▸ Work instruction
From the line that contains "Extract the structured" to the final line of the entries below, write out every line exactly as it appears, and nothing else.

[Dataset rows for apps and sites]
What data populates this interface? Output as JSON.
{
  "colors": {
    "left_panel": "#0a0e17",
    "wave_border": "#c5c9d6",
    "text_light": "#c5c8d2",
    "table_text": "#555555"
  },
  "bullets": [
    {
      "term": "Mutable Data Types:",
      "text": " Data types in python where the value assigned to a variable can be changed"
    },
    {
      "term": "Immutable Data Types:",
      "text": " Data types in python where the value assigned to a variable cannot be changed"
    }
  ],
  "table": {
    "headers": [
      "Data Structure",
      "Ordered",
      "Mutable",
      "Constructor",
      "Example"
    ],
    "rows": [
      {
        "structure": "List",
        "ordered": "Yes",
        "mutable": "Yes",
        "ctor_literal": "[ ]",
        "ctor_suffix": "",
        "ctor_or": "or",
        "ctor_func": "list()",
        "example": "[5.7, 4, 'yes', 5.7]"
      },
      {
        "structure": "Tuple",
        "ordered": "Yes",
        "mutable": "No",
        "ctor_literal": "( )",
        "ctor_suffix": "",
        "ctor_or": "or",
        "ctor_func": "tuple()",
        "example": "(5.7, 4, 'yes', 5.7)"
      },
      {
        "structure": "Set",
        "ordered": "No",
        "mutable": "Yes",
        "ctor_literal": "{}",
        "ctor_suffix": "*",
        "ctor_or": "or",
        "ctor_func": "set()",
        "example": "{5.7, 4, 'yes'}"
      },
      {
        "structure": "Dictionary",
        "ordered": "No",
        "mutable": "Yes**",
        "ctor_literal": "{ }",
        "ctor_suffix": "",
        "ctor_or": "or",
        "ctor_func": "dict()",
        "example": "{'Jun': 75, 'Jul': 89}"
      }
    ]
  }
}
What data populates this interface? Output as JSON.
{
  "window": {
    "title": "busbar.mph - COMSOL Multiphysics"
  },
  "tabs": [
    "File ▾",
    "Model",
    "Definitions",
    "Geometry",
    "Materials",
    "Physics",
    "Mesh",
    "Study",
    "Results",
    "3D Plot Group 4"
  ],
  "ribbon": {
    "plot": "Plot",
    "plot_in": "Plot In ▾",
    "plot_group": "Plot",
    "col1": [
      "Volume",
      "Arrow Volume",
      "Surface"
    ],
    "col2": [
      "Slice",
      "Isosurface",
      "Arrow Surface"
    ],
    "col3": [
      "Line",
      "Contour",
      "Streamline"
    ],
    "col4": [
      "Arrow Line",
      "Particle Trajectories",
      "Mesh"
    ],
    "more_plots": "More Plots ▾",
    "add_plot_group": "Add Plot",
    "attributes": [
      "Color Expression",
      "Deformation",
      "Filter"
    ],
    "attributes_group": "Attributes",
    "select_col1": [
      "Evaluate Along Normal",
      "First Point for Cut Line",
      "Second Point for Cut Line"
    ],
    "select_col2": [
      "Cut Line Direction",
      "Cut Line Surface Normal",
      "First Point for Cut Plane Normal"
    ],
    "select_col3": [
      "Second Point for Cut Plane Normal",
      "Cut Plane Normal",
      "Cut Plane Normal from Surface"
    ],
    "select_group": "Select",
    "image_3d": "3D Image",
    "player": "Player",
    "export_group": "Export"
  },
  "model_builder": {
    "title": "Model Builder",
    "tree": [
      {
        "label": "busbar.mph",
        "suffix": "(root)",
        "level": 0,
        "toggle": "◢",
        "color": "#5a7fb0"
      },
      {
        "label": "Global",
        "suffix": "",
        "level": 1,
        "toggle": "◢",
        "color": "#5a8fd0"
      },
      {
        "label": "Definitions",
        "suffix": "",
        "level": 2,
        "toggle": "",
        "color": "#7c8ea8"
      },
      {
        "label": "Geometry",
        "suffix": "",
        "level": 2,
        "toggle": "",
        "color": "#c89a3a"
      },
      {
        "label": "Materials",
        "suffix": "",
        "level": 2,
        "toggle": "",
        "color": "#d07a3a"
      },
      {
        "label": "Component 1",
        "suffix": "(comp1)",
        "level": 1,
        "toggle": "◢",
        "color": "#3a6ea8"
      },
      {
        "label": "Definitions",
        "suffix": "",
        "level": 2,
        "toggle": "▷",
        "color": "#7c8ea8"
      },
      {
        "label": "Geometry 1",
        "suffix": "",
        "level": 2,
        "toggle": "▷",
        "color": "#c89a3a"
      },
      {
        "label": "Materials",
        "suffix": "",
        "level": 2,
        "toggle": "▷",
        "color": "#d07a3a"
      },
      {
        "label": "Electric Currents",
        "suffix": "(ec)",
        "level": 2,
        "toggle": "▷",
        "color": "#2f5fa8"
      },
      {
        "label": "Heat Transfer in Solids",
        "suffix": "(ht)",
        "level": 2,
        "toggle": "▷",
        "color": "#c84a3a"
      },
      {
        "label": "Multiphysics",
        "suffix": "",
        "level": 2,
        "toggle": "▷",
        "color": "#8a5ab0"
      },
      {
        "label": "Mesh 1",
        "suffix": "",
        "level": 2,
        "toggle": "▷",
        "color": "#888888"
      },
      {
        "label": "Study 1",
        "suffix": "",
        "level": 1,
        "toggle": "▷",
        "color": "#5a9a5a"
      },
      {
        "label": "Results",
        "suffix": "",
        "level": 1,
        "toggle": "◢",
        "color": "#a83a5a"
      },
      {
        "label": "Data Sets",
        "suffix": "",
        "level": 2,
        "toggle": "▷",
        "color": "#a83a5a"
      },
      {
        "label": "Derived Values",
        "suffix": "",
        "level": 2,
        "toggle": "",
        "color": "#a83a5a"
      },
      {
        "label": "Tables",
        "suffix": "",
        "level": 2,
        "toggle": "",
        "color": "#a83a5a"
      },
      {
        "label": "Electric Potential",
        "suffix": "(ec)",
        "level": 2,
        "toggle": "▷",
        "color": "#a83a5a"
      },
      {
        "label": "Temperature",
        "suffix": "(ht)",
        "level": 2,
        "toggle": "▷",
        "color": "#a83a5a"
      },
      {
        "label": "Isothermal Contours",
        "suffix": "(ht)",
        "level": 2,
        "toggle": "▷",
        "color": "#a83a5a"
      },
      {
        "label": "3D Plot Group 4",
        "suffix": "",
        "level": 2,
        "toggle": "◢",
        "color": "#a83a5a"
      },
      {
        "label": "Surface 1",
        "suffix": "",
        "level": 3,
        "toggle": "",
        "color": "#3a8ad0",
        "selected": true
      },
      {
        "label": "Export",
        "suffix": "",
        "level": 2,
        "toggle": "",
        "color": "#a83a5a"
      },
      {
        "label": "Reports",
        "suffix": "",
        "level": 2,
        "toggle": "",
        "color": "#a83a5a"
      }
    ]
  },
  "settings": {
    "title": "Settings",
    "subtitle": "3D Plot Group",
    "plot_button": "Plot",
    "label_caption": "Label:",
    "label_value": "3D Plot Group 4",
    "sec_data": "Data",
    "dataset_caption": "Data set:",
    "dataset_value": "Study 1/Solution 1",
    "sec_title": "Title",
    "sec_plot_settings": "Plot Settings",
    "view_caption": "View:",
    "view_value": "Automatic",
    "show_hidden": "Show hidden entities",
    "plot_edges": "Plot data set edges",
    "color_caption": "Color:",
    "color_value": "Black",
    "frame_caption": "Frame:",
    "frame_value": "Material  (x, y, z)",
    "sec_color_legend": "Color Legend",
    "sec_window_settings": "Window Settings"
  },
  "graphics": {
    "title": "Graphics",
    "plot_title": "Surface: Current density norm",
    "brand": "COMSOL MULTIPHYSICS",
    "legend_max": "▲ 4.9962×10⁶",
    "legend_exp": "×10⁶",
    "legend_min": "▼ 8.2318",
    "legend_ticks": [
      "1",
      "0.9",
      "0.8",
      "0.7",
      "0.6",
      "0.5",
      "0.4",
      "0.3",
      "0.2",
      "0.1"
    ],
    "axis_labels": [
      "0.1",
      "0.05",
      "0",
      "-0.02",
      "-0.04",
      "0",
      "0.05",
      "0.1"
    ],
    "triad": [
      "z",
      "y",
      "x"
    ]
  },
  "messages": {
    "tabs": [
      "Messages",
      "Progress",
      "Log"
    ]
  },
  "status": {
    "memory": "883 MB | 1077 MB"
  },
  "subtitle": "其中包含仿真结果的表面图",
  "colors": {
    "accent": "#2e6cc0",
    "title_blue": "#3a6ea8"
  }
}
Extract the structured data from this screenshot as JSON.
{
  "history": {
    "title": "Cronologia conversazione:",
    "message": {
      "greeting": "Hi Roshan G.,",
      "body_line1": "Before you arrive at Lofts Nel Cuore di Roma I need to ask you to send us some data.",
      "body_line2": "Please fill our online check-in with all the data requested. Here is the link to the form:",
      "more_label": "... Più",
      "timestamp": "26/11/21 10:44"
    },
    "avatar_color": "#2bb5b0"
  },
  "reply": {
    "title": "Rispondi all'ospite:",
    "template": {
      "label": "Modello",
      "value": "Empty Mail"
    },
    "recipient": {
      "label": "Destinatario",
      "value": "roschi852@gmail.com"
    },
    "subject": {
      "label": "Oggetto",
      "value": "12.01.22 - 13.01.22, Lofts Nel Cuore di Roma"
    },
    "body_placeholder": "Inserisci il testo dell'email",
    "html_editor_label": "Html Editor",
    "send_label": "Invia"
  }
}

▸ Task answer
Extract the structured data from this screenshot as JSON.
{
  "history": {
    "title": "Cronologia conversazione:",
    "message": {
      "greeting": "Hi Roshan G.,",
      "body_line1": "Before you arrive at Lofts Nel Cuore di Roma I need to ask you to send us some data.",
      "body_line2": "Please fill our online check-in with all the data requested. Here is the link to the form:",
      "more_label": "... Più",
      "timestamp": "26/11/21 10:44"
    },
    "avatar_color": "#2bb5b0"
  },
  "reply": {
    "title": "Rispondi all'ospite:",
    "template": {
      "label": "Modello",
      "value": "Empty Mail"
    },
    "recipient": {
      "label": "Destinatario",
      "value": "roschi852@gmail.com"
    },
    "subject": {
      "label": "Oggetto",
      "value": "12.01.22 - 13.01.22, Lofts Nel Cuore di Roma"
    },
    "body_placeholder": "Inserisci il testo dell'email",
    "html_editor_label": "Html Editor",
    "send_label": "Invia"
  }
}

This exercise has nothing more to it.